Quick Links
-Search Website
-Have A Question?
-Wallace News
-About This Site

Misinformation Alert!
Wallace Bio & Accomplishments
Wallace Chronology
Frequently Asked Questions
Wallace Quotes
Wallace Archives
Miscellaneous Facts

Bibliography / Texts
Wallace Writings Bibliography
Texts of Wallace Writings
Texts of Wallace Interviews
Wallace Writings: Names Index
Wallace Writings: Subject Index
Writings on Wallace
Wallace Obituaries
Wallace's Most Cited Works

Taxonomic / Systematic Works
Wallace on Conservation
Smith on Wallace
Research Threads
Wallace Images
Just for Fun
Frequently Cited Colleagues
Wallace-Related Maps & Figures

Alfred Russel Wallace : Alfred Wallace : A. R. Wallace :
Russel Wallace : Alfred Russell Wallace (sic)

Spiritualism (S266aa: 1876)1

Editor Charles H. Smith's Note: A letter to the Editor printed on page 6 of the 28 December 1876 issue of The Daily News (London). To link directly to this page, connect with: http://people.wku.edu/charles.smith/wallace/S266AA.htm

     Mr. Alfred R. Wallace, with whose letter this discussion must conclude, writes to us as follows:--"I venture to hope you will allow me a few words of personal explanation. Dr. Carpenter's account of his séance at my house is substantially correct, but I most positively assert that I invited him as earnestly as I could both at the time and subsequently, to renew his visit, under the firm belief that had he done so two or three times, he would have witnessed the rising up of the protected table, which he admits would have been a remarkable phenomenon. My objection was, and is, that he conveyed the impression to his audience that the experiment referred to had not succeeded at all, when he knew of my positive statement that it had succeeded with me and many of my friends. Dr. Carpenter's failure to obtain this and similar tests does not arise from his 'atmosphere of incredulity,' but simply from his want of perseverance. He appears never to have continued a series of four or five sittings with any one medium and the same circle of friends, a condition which all inquirers know to be most essential to success. Would he do so even now (say, for example, with Dr. Slade), I feel convinced that the negative results of his whole life, so far as this inquiry is concerned, would give way before positive facts; and he would then perhaps admit that the conclusive tests as regards Alexis, quoted by me, cannot be discredited by the failure of Dr. Forbes to obtain similar results."

*                 *                 *                 *                 *

Editor's Note
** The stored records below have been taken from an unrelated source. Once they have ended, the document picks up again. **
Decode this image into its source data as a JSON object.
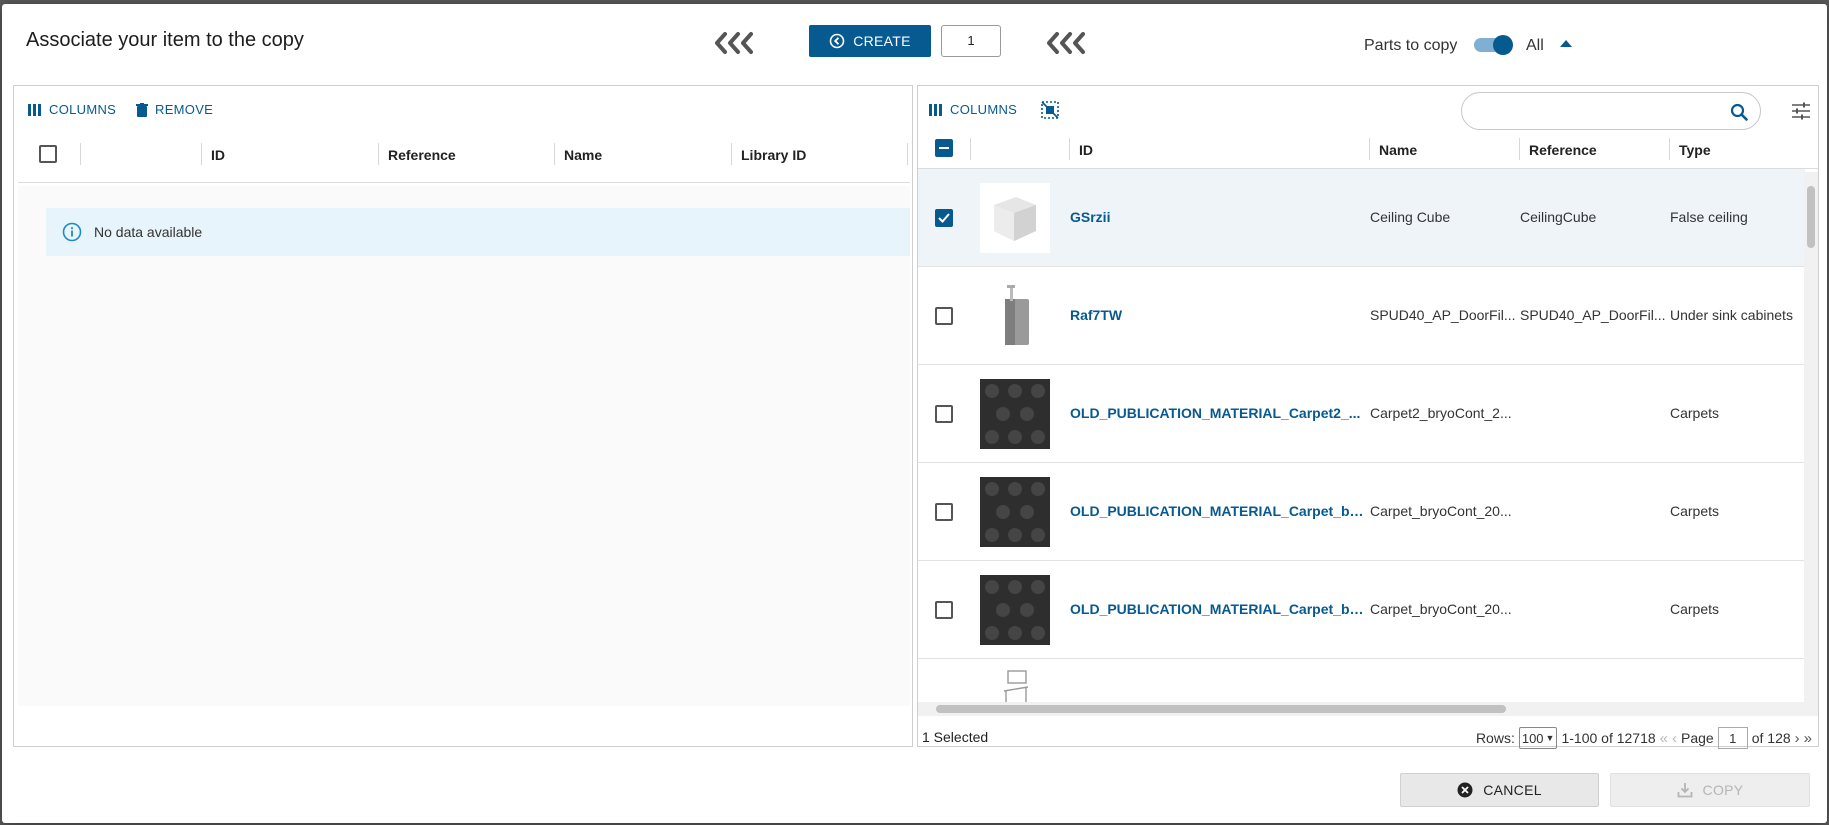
{
  "dialog": {
    "title": "Associate your item to the copy",
    "create_label": "CREATE",
    "quantity": "1",
    "parts_label": "Parts to copy",
    "parts_value": "All",
    "parts_toggle_on": true
  },
  "left_panel": {
    "toolbar": {
      "columns_label": "COLUMNS",
      "remove_label": "REMOVE"
    },
    "headers": [
      "ID",
      "Reference",
      "Name",
      "Library ID"
    ],
    "empty_message": "No data available"
  },
  "right_panel": {
    "toolbar": {
      "columns_label": "COLUMNS"
    },
    "search": {
      "placeholder": ""
    },
    "headers": [
      "ID",
      "Name",
      "Reference",
      "Type"
    ],
    "rows": [
      {
        "id": "GSrzii",
        "name": "Ceiling Cube",
        "reference": "CeilingCube",
        "type": "False ceiling",
        "selected": true,
        "thumb": "cube"
      },
      {
        "id": "Raf7TW",
        "name": "SPUD40_AP_DoorFil...",
        "reference": "SPUD40_AP_DoorFil...",
        "type": "Under sink cabinets",
        "selected": false,
        "thumb": "cabinet"
      },
      {
        "id": "OLD_PUBLICATION_MATERIAL_Carpet2_...",
        "name": "Carpet2_bryoCont_2...",
        "reference": "",
        "type": "Carpets",
        "selected": false,
        "thumb": "carpet"
      },
      {
        "id": "OLD_PUBLICATION_MATERIAL_Carpet_br...",
        "name": "Carpet_bryoCont_20...",
        "reference": "",
        "type": "Carpets",
        "selected": false,
        "thumb": "carpet"
      },
      {
        "id": "OLD_PUBLICATION_MATERIAL_Carpet_br...",
        "name": "Carpet_bryoCont_20...",
        "reference": "",
        "type": "Carpets",
        "selected": false,
        "thumb": "carpet"
      }
    ],
    "footer": {
      "selected_text": "1 Selected",
      "rows_label": "Rows:",
      "rows_per_page": "100",
      "range_text": "1-100 of 12718",
      "page_label": "Page",
      "page_number": "1",
      "page_total": "of 128"
    }
  },
  "actions": {
    "cancel_label": "CANCEL",
    "copy_label": "COPY"
  },
  "colors": {
    "accent": "#075a90",
    "selected_row": "#eef4f8",
    "info_bg": "#e8f4fb"
  }
}
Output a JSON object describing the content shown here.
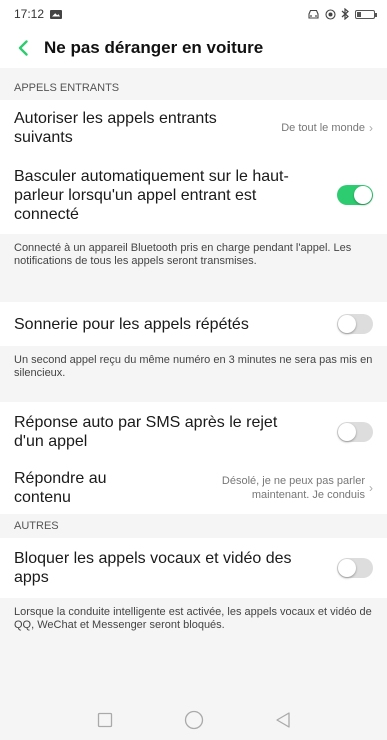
{
  "status": {
    "time": "17:12"
  },
  "header": {
    "title": "Ne pas déranger en voiture"
  },
  "sections": {
    "incoming": {
      "header": "APPELS ENTRANTS",
      "allow_calls": {
        "label": "Autoriser les appels entrants suivants",
        "value": "De tout le monde"
      },
      "speaker": {
        "label": "Basculer automatiquement sur le haut-parleur lorsqu'un appel entrant est connecté",
        "enabled": true
      },
      "speaker_desc": "Connecté à un appareil Bluetooth pris en charge pendant l'appel. Les notifications de tous les appels seront transmises.",
      "repeat": {
        "label": "Sonnerie pour les appels répétés",
        "enabled": false
      },
      "repeat_desc": "Un second appel reçu du même numéro en 3 minutes ne sera pas mis en silencieux.",
      "auto_sms": {
        "label": "Réponse auto par SMS après le rejet d'un appel",
        "enabled": false
      },
      "reply_content": {
        "label": "Répondre au contenu",
        "value": "Désolé, je ne peux pas parler maintenant. Je conduis"
      }
    },
    "others": {
      "header": "AUTRES",
      "block_apps": {
        "label": "Bloquer les appels vocaux et vidéo des apps",
        "enabled": false
      },
      "block_desc": "Lorsque la conduite intelligente est activée, les appels vocaux et vidéo de QQ, WeChat et Messenger seront bloqués."
    }
  },
  "colors": {
    "accent": "#2ecc71"
  },
  "icons": {
    "back": "chevron-left-icon",
    "nav": [
      "square-icon",
      "circle-icon",
      "triangle-back-icon"
    ]
  }
}
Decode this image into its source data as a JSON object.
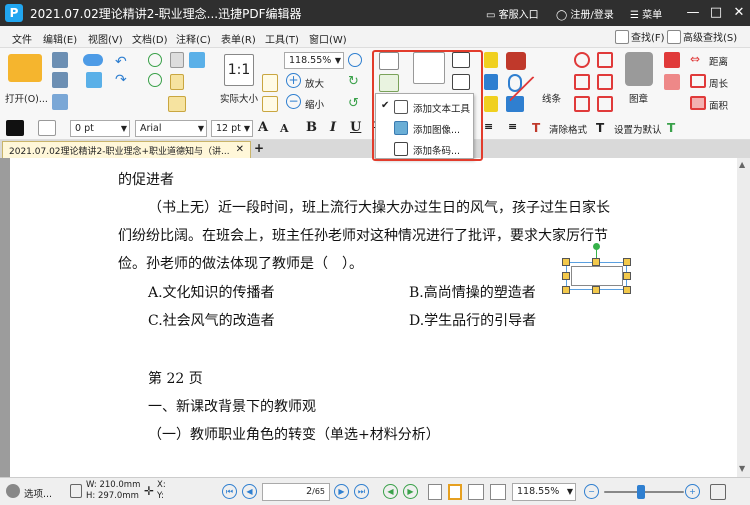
{
  "titlebar": {
    "logo": "P",
    "title": "2021.07.02理论精讲2-职业理念...迅捷PDF编辑器",
    "service": "客服入口",
    "login": "注册/登录",
    "menu": "菜单"
  },
  "menubar": {
    "items": [
      "文件",
      "编辑(E)",
      "视图(V)",
      "文档(D)",
      "注释(C)",
      "表单(R)",
      "工具(T)",
      "窗口(W)"
    ],
    "find": "查找(F)",
    "advanced_find": "高级查找(S)"
  },
  "ribbon": {
    "open_label": "打开(O)...",
    "zoom_value": "118.55%",
    "actual_size": "实际大小",
    "zoom_in": "放大",
    "zoom_out": "缩小",
    "line_label": "线条",
    "stamp_label": "图章",
    "distance": "距离",
    "perimeter": "周长",
    "area": "面积"
  },
  "fmtbar": {
    "line_width": "0 pt",
    "font": "Arial",
    "font_size": "12 pt",
    "clear_format": "清除格式",
    "set_default": "设置为默认"
  },
  "doc_tab": {
    "label": "2021.07.02理论精讲2-职业理念+职业道德知与（讲...",
    "close": "✕",
    "new": "+"
  },
  "dropdown": {
    "items": [
      "添加文本工具",
      "添加图像...",
      "添加条码..."
    ]
  },
  "document": {
    "lines": [
      "的促进者",
      "（书上无）近一段时间，班上流行大操大办过生日的风气，孩子过生日家长",
      "们纷纷比阔。在班会上，班主任孙老师对这种情况进行了批评，要求大家厉行节",
      "俭。孙老师的做法体现了教师是（　）。"
    ],
    "options": {
      "a": "A.文化知识的传播者",
      "b": "B.高尚情操的塑造者",
      "c": "C.社会风气的改造者",
      "d": "D.学生品行的引导者"
    },
    "page_heading": "第 22 页",
    "section": "一、新课改背景下的教师观",
    "subsection": "（一）教师职业角色的转变（单选+材料分析）"
  },
  "statusbar": {
    "options_label": "选项...",
    "width": "W: 210.0mm",
    "height": "H: 297.0mm",
    "x": "X:",
    "y": "Y:",
    "page_current": "2",
    "page_total": "/65",
    "zoom": "118.55%"
  }
}
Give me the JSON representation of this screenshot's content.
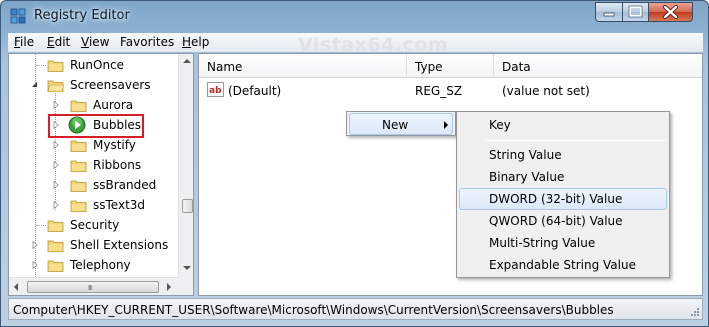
{
  "window": {
    "title": "Registry Editor",
    "watermark": "Vistax64.com"
  },
  "menubar": {
    "items": [
      {
        "label": "File",
        "mnemonic": "F",
        "rest": "ile"
      },
      {
        "label": "Edit",
        "mnemonic": "E",
        "rest": "dit"
      },
      {
        "label": "View",
        "mnemonic": "V",
        "rest": "iew"
      },
      {
        "label": "Favorites",
        "mnemonic": "",
        "rest": "Favorites"
      },
      {
        "label": "Help",
        "mnemonic": "H",
        "rest": "elp"
      }
    ]
  },
  "tree": {
    "items": [
      {
        "label": "RunOnce"
      },
      {
        "label": "Screensavers"
      },
      {
        "label": "Aurora"
      },
      {
        "label": "Bubbles"
      },
      {
        "label": "Mystify"
      },
      {
        "label": "Ribbons"
      },
      {
        "label": "ssBranded"
      },
      {
        "label": "ssText3d"
      },
      {
        "label": "Security"
      },
      {
        "label": "Shell Extensions"
      },
      {
        "label": "Telephony"
      }
    ],
    "scroll_grip": "III"
  },
  "list": {
    "columns": [
      "Name",
      "Type",
      "Data"
    ],
    "rows": [
      {
        "name": "(Default)",
        "type": "REG_SZ",
        "data": "(value not set)"
      }
    ]
  },
  "context_menu": {
    "new_label": "New",
    "submenu": {
      "key": "Key",
      "items": [
        "String Value",
        "Binary Value",
        "DWORD (32-bit) Value",
        "QWORD (64-bit) Value",
        "Multi-String Value",
        "Expandable String Value"
      ],
      "highlighted": "DWORD (32-bit) Value"
    }
  },
  "statusbar": {
    "path": "Computer\\HKEY_CURRENT_USER\\Software\\Microsoft\\Windows\\CurrentVersion\\Screensavers\\Bubbles"
  },
  "colors": {
    "highlight_box": "#d41f2a",
    "folder": "#e8c35a",
    "bubbles_icon": "#3aa33a"
  }
}
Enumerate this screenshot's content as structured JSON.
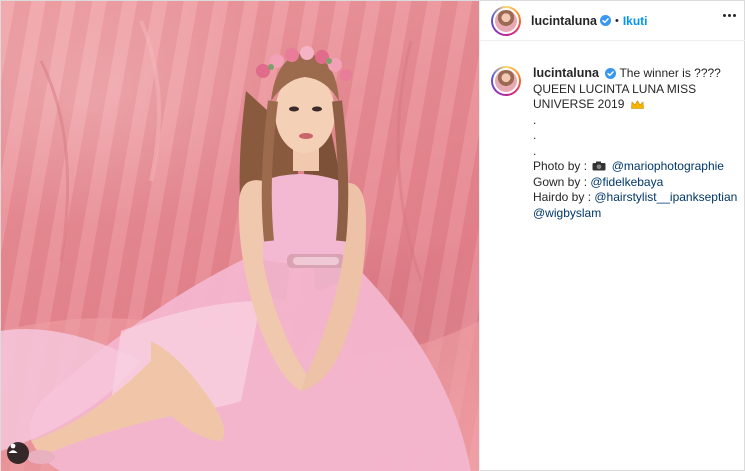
{
  "post": {
    "username": "lucintaluna",
    "separator": "•",
    "follow_label": "Ikuti",
    "more_icon": "more-options-icon",
    "verified_icon": "verified-badge-icon",
    "accent_color": "#0095f6",
    "mention_color": "#00376b"
  },
  "caption": {
    "username": "lucintaluna",
    "line1": "The winner is ????",
    "line2": "QUEEN LUCINTA LUNA MISS",
    "line3": "UNIVERSE 2019",
    "crown_icon": "crown-emoji-icon",
    "dot1": ".",
    "dot2": ".",
    "dot3": ".",
    "photo_label": "Photo by :",
    "camera_icon": "camera-emoji-icon",
    "photo_mention": "@mariophotographie",
    "gown_label": "Gown by :",
    "gown_mention": "@fidelkebaya",
    "hair_label": "Hairdo by :",
    "hair_mention": "@hairstylist__ipankseptian",
    "wig_mention": "@wigbyslam"
  },
  "photo": {
    "user_tag_icon": "user-tag-icon",
    "backdrop_color": "#e98d95",
    "dress_color": "#f3b6cf"
  }
}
1. The people Wallace is discussing here are: Dr. William B. Carpenter, his frequent nemesis on the subject of spiritualism; Henry Slade, a slate-writing medium; Alexis Didier, a professional clairvoyant; and Sir John Forbes, a physician who investigated Didier's claims.

Return to Home